    Just to add, many other medical terms refer to food, such as Caseating (cheese), Maple Syrup urine, Redcurrent jelly stool, Fruity breath (hyperglycemia), P’eau d’orange( orange peel skin) and much more.

    • Pallrala

      Since we’re on corrections, fruity smell (also known as kussmal breath) is due to ketosis not hyperglycemia. It is an just associated contidion in uncontrolled diabetes mellitus.

  • poco

    blue waffle?

  • dewdrops

    Great list! I always find medical lists fascinating being the biology nerd I am. I’m hoping to see more lists from this author. Good idea to link to the disease images, although I didn’t think they were that bad (maybe I’ve been desensitized after so many dissections in college).

  • YouRang?

    I sympathize with the list writer and his lack of control over the title as we went through the same thing when I worked for a newspaper. Sometimes we’d be quite perplexed by the title that ended up on our stories as they had little relation to what we’d actually written.

    Our photographers would caption their pictures but since they knew the caption would be rewritten they felt free to say what they liked. One photo sailed through with the caption untouched until someone noticed that it said “**** *** slides into second base as the umpire gets his fat a.ss in the way as usual.”

  • freckledsmile99

    Cool list. I thought your intro was great and funny. Thanks!

  • disgusted

    Ahem…anyone up for some blue waffles?

  • syanur

    Delicacy of the risk, for the health of our bodies should be able to control our appetite.
    http://ancientherb.blogspot.com

  • tasha bell

    u a very dumm person to me

  • Al

    I have NF1, it sucks. I don’t understand why the doctors tell me tumours are not supposed to be painful, it is actually very painful and frustrating at times…

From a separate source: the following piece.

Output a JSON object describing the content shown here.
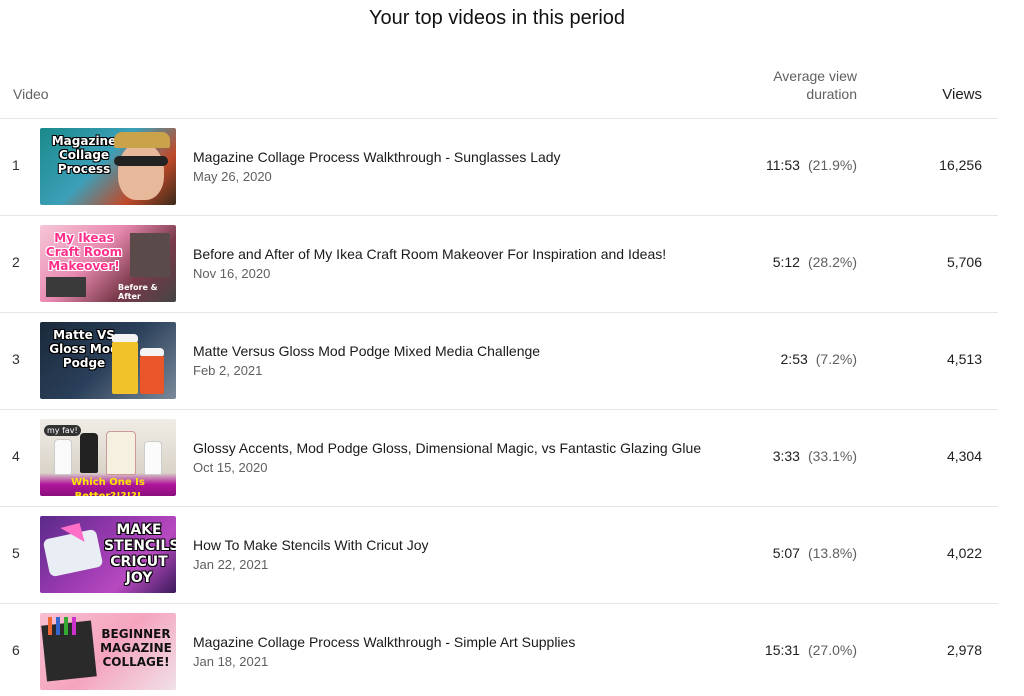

  • K

    they forgot strawberry cervix, banana and lemon sign ( spina bifida), Peau d’Orange (breast cancer), Grape like clusters ( sarcoma butyroides), Omental cake (haha), cherry angioma, and spaghetti and meatballs (malassezia furfur).